* [Task item]:
If a line in the records below includes the word "time", count it, then give the total and nothing else.

* [Provided material]:
[Start of section]

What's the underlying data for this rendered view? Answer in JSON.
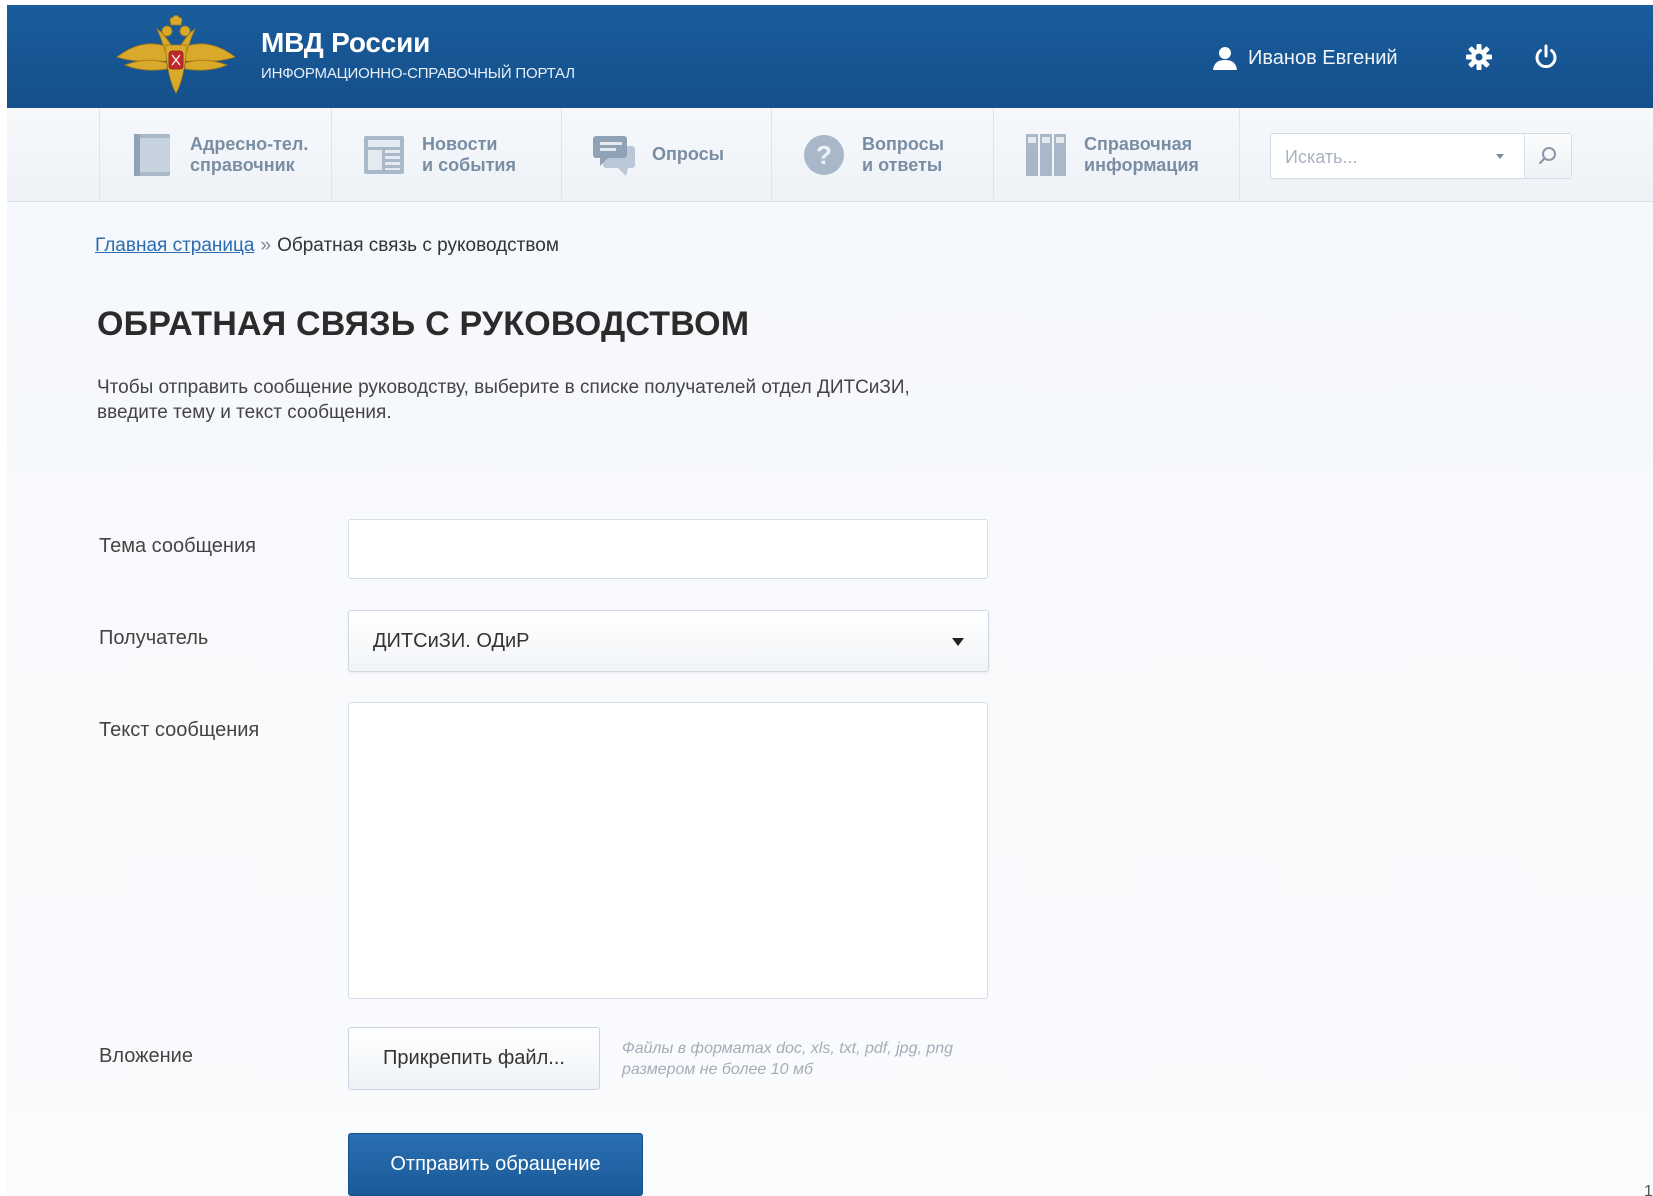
{
  "header": {
    "title": "МВД России",
    "subtitle": "ИНФОРМАЦИОННО-СПРАВОЧНЫЙ ПОРТАЛ",
    "emblem_icon": "eagle-emblem-icon",
    "user_name": "Иванов Евгений",
    "user_icon": "user-icon",
    "settings_icon": "gear-icon",
    "logout_icon": "power-icon"
  },
  "nav": {
    "items": [
      {
        "label": "Адресно-тел.\nсправочник",
        "icon": "phonebook-icon"
      },
      {
        "label": "Новости\nи события",
        "icon": "news-icon"
      },
      {
        "label": "Опросы",
        "icon": "poll-icon"
      },
      {
        "label": "Вопросы\nи ответы",
        "icon": "question-icon"
      },
      {
        "label": "Справочная\nинформация",
        "icon": "reference-icon"
      }
    ],
    "search": {
      "placeholder": "Искать...",
      "icon": "search-icon"
    }
  },
  "breadcrumb": {
    "home": "Главная страница",
    "separator": "»",
    "current": "Обратная связь с руководством"
  },
  "page": {
    "title": "ОБРАТНАЯ СВЯЗЬ С РУКОВОДСТВОМ",
    "intro": "Чтобы отправить сообщение руководству, выберите в списке получателей отдел ДИТСиЗИ, введите тему и текст сообщения."
  },
  "form": {
    "subject_label": "Тема сообщения",
    "subject_value": "",
    "recipient_label": "Получатель",
    "recipient_value": "ДИТСиЗИ. ОДиР",
    "message_label": "Текст сообщения",
    "message_value": "",
    "attachment_label": "Вложение",
    "attach_button": "Прикрепить файл...",
    "attach_hint": "Файлы в форматах doc, xls, txt, pdf, jpg, png размером не более 10 мб",
    "submit_button": "Отправить обращение"
  },
  "page_number": "1",
  "colors": {
    "header_bg": "#14508b",
    "accent": "#2a6cb0",
    "submit_bg": "#1f63a5"
  }
}
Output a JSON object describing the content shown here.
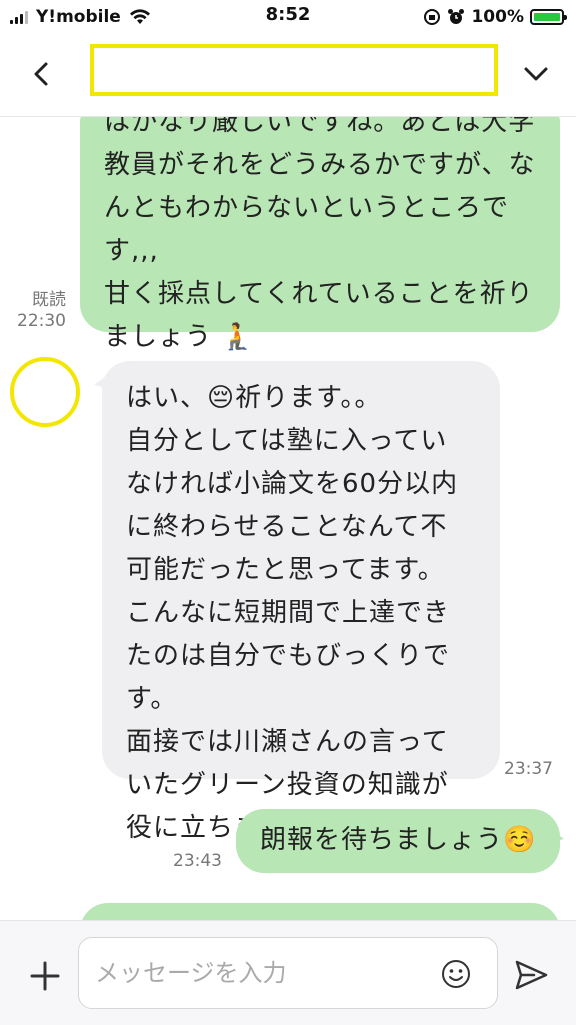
{
  "status_bar": {
    "carrier": "Y!mobile",
    "time": "8:52",
    "battery_percent": "100%",
    "battery_level": 1.0
  },
  "header": {
    "title": "",
    "icons": {
      "back": "chevron-left-icon",
      "menu": "chevron-down-icon"
    }
  },
  "messages": [
    {
      "side": "right",
      "lines": [
        "はかなり厳しいですね。あとは大学",
        "教員がそれをどうみるかですが、な",
        "んともわからないというところで",
        "す,,,",
        "甘く採点してくれていることを祈り",
        "ましょう 🧎"
      ],
      "read_label": "既読",
      "time": "22:30"
    },
    {
      "side": "left",
      "lines": [
        "はい、😔祈ります。。",
        "自分としては塾に入ってい",
        "なければ小論文を60分以内",
        "に終わらせることなんて不",
        "可能だったと思ってます。",
        "こんなに短期間で上達でき",
        "たのは自分でもびっくりで",
        "す。",
        "面接では川瀬さんの言って",
        "いたグリーン投資の知識が",
        "役に立ちました！"
      ],
      "time": "23:37"
    },
    {
      "side": "right",
      "lines": [
        "朗報を待ちましょう☺️"
      ],
      "time": "23:43"
    },
    {
      "side": "right",
      "lines": [
        ""
      ],
      "time": ""
    }
  ],
  "input": {
    "placeholder": "メッセージを入力",
    "value": ""
  },
  "colors": {
    "own_bubble": "#b8e6b4",
    "other_bubble": "#efeff1",
    "highlight": "#f3e600",
    "battery": "#2bc73f"
  }
}
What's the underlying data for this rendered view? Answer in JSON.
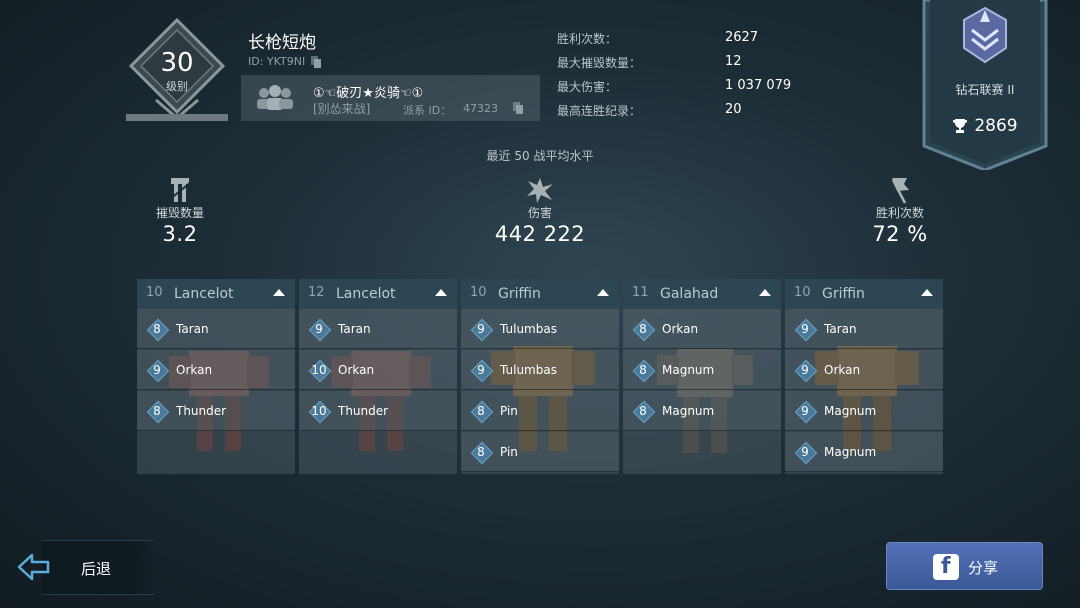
{
  "player": {
    "level": "30",
    "level_label": "级别",
    "name": "长枪短炮",
    "id": "ID: YKT9NI"
  },
  "clan": {
    "name": "①☜破刃★炎骑☜①",
    "tag": "[别怂来战]",
    "id_label": "派系 ID：",
    "id": "47323"
  },
  "stats": [
    {
      "label": "胜利次数：",
      "value": "2627"
    },
    {
      "label": "最大摧毁数量：",
      "value": "12"
    },
    {
      "label": "最大伤害：",
      "value": "1 037 079"
    },
    {
      "label": "最高连胜纪录：",
      "value": "20"
    }
  ],
  "league": {
    "name": "钻石联赛 II",
    "trophies": "2869"
  },
  "averages": {
    "title": "最近 50 战平均水平",
    "kills": {
      "label": "摧毁数量",
      "value": "3.2"
    },
    "damage": {
      "label": "伤害",
      "value": "442 222"
    },
    "wins": {
      "label": "胜利次数",
      "value": "72 %"
    }
  },
  "robots": [
    {
      "level": "10",
      "name": "Lancelot",
      "weapons": [
        {
          "level": "8",
          "name": "Taran"
        },
        {
          "level": "9",
          "name": "Orkan"
        },
        {
          "level": "8",
          "name": "Thunder"
        }
      ]
    },
    {
      "level": "12",
      "name": "Lancelot",
      "weapons": [
        {
          "level": "9",
          "name": "Taran"
        },
        {
          "level": "10",
          "name": "Orkan"
        },
        {
          "level": "10",
          "name": "Thunder"
        }
      ]
    },
    {
      "level": "10",
      "name": "Griffin",
      "weapons": [
        {
          "level": "9",
          "name": "Tulumbas"
        },
        {
          "level": "9",
          "name": "Tulumbas"
        },
        {
          "level": "8",
          "name": "Pin"
        },
        {
          "level": "8",
          "name": "Pin"
        }
      ]
    },
    {
      "level": "11",
      "name": "Galahad",
      "weapons": [
        {
          "level": "8",
          "name": "Orkan"
        },
        {
          "level": "8",
          "name": "Magnum"
        },
        {
          "level": "8",
          "name": "Magnum"
        }
      ]
    },
    {
      "level": "10",
      "name": "Griffin",
      "weapons": [
        {
          "level": "9",
          "name": "Taran"
        },
        {
          "level": "9",
          "name": "Orkan"
        },
        {
          "level": "9",
          "name": "Magnum"
        },
        {
          "level": "9",
          "name": "Magnum"
        }
      ]
    }
  ],
  "nav": {
    "back_label": "后退",
    "share_label": "分享"
  },
  "colors": {
    "background": "#1d2d36",
    "card_header": "#2c4654",
    "facebook": "#3b5998"
  },
  "icons": [
    "copy-icon",
    "clan-members-icon",
    "league-emblem-icon",
    "trophy-icon",
    "kills-icon",
    "damage-icon",
    "wins-flag-icon",
    "collapse-arrow-icon",
    "back-arrow-icon",
    "facebook-icon"
  ]
}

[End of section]

* [Written reply]:
5